**RECORDS FOR THE TASK:**
--------------------

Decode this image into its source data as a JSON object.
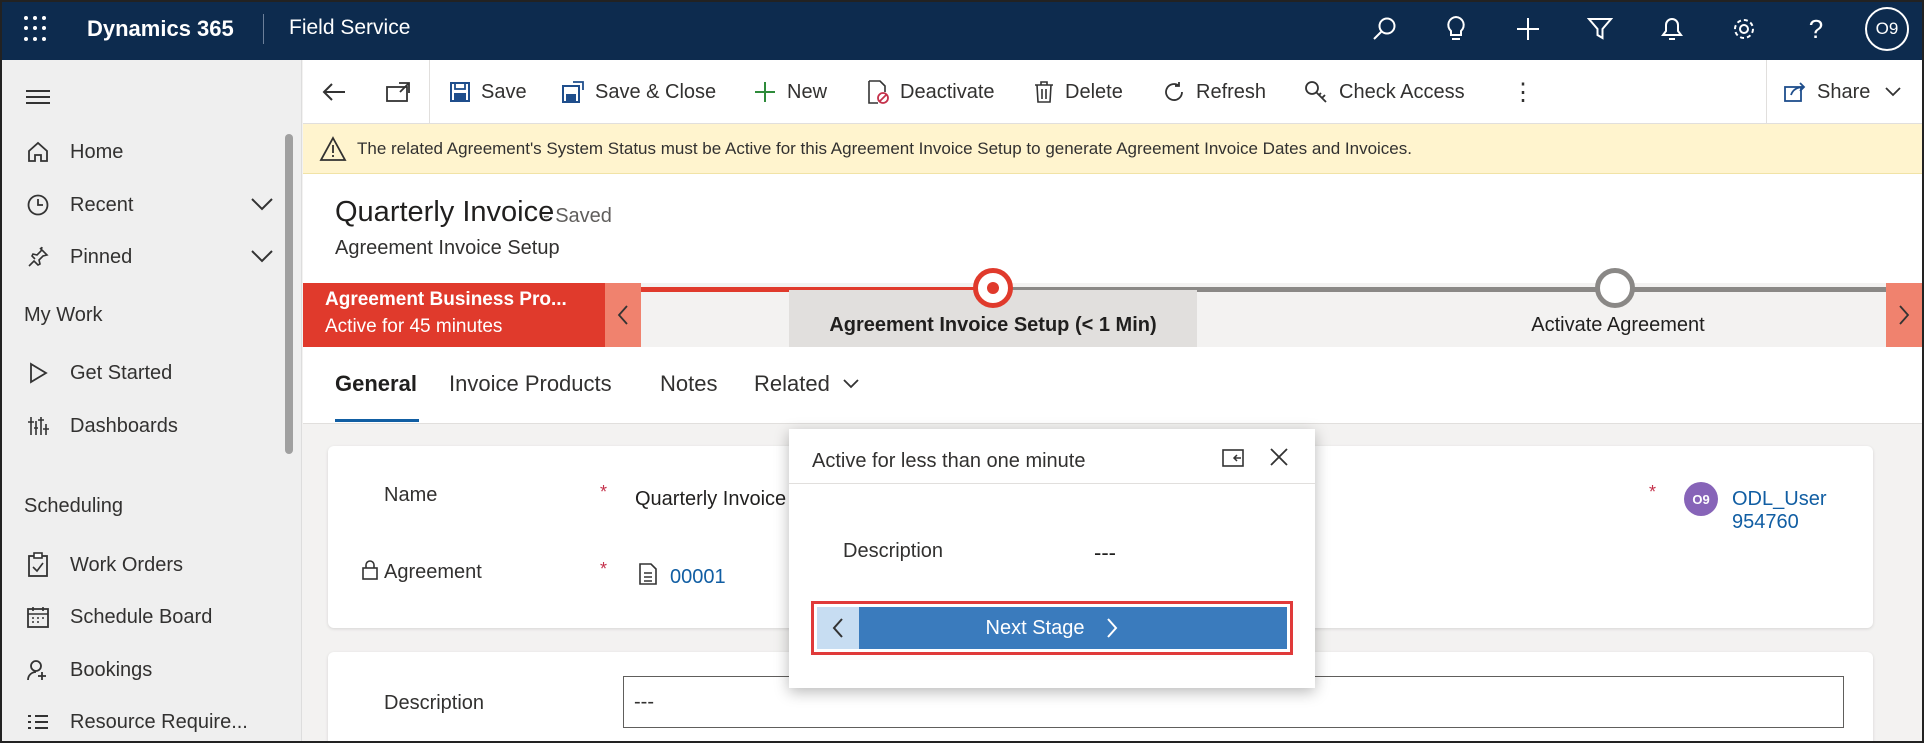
{
  "topbar": {
    "brand": "Dynamics 365",
    "app": "Field Service",
    "user_initials": "O9"
  },
  "sidebar": {
    "items": [
      {
        "label": "Home"
      },
      {
        "label": "Recent"
      },
      {
        "label": "Pinned"
      }
    ],
    "my_work_heading": "My Work",
    "my_work_items": [
      {
        "label": "Get Started"
      },
      {
        "label": "Dashboards"
      }
    ],
    "scheduling_heading": "Scheduling",
    "scheduling_items": [
      {
        "label": "Work Orders"
      },
      {
        "label": "Schedule Board"
      },
      {
        "label": "Bookings"
      },
      {
        "label": "Resource Require..."
      }
    ]
  },
  "commands": {
    "save": "Save",
    "save_close": "Save & Close",
    "new": "New",
    "deactivate": "Deactivate",
    "delete": "Delete",
    "refresh": "Refresh",
    "check_access": "Check Access",
    "share": "Share"
  },
  "warning": "The related Agreement's System Status must be Active for this Agreement Invoice Setup to generate Agreement Invoice Dates and Invoices.",
  "header": {
    "title": "Quarterly Invoice",
    "status": "- Saved",
    "entity": "Agreement Invoice Setup"
  },
  "bpf": {
    "name": "Agreement Business Pro...",
    "duration": "Active for 45 minutes",
    "active_stage": "Agreement Invoice Setup  (< 1 Min)",
    "next_stage": "Activate Agreement"
  },
  "tabs": [
    {
      "label": "General"
    },
    {
      "label": "Invoice Products"
    },
    {
      "label": "Notes"
    },
    {
      "label": "Related"
    }
  ],
  "form": {
    "name_label": "Name",
    "name_value": "Quarterly Invoice",
    "agreement_label": "Agreement",
    "agreement_value": "00001",
    "owner_initials": "O9",
    "owner_value": "ODL_User 954760",
    "description_label": "Description",
    "description_value": "---"
  },
  "flyout": {
    "title": "Active for less than one minute",
    "desc_label": "Description",
    "desc_value": "---",
    "next_stage_label": "Next Stage"
  },
  "colors": {
    "topbar": "#0d2b4e",
    "accent_red": "#e03a2c",
    "link_blue": "#115ea3",
    "warning_bg": "#fff4ce",
    "next_button": "#3a7bbd"
  }
}
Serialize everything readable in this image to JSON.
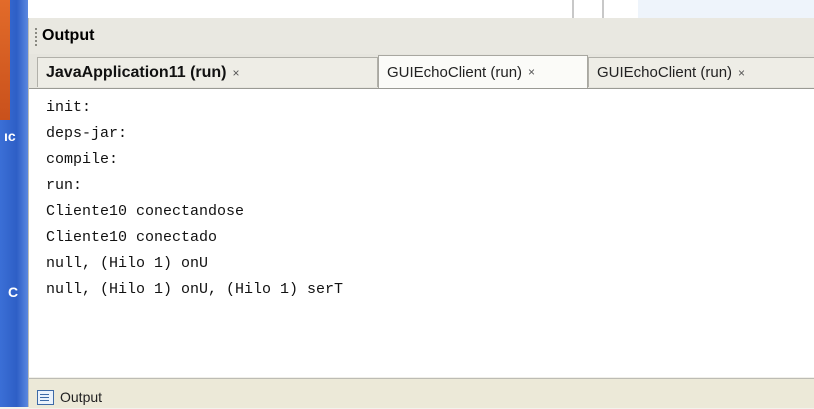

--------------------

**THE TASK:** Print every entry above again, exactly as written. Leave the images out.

**SOLUTION FOR THIS PROBLEM:**
Decode this image into its source data as a JSON object.
{
  "topbar": {
    "brand": "Dynamics 365",
    "app": "Field Service",
    "user_initials": "O9"
  },
  "sidebar": {
    "items": [
      {
        "label": "Home"
      },
      {
        "label": "Recent"
      },
      {
        "label": "Pinned"
      }
    ],
    "my_work_heading": "My Work",
    "my_work_items": [
      {
        "label": "Get Started"
      },
      {
        "label": "Dashboards"
      }
    ],
    "scheduling_heading": "Scheduling",
    "scheduling_items": [
      {
        "label": "Work Orders"
      },
      {
        "label": "Schedule Board"
      },
      {
        "label": "Bookings"
      },
      {
        "label": "Resource Require..."
      }
    ]
  },
  "commands": {
    "save": "Save",
    "save_close": "Save & Close",
    "new": "New",
    "deactivate": "Deactivate",
    "delete": "Delete",
    "refresh": "Refresh",
    "check_access": "Check Access",
    "share": "Share"
  },
  "warning": "The related Agreement's System Status must be Active for this Agreement Invoice Setup to generate Agreement Invoice Dates and Invoices.",
  "header": {
    "title": "Quarterly Invoice",
    "status": "- Saved",
    "entity": "Agreement Invoice Setup"
  },
  "bpf": {
    "name": "Agreement Business Pro...",
    "duration": "Active for 45 minutes",
    "active_stage": "Agreement Invoice Setup  (< 1 Min)",
    "next_stage": "Activate Agreement"
  },
  "tabs": [
    {
      "label": "General"
    },
    {
      "label": "Invoice Products"
    },
    {
      "label": "Notes"
    },
    {
      "label": "Related"
    }
  ],
  "form": {
    "name_label": "Name",
    "name_value": "Quarterly Invoice",
    "agreement_label": "Agreement",
    "agreement_value": "00001",
    "owner_initials": "O9",
    "owner_value": "ODL_User 954760",
    "description_label": "Description",
    "description_value": "---"
  },
  "flyout": {
    "title": "Active for less than one minute",
    "desc_label": "Description",
    "desc_value": "---",
    "next_stage_label": "Next Stage"
  },
  "colors": {
    "topbar": "#0d2b4e",
    "accent_red": "#e03a2c",
    "link_blue": "#115ea3",
    "warning_bg": "#fff4ce",
    "next_button": "#3a7bbd"
  }
}
Serialize everything readable in this image to JSON.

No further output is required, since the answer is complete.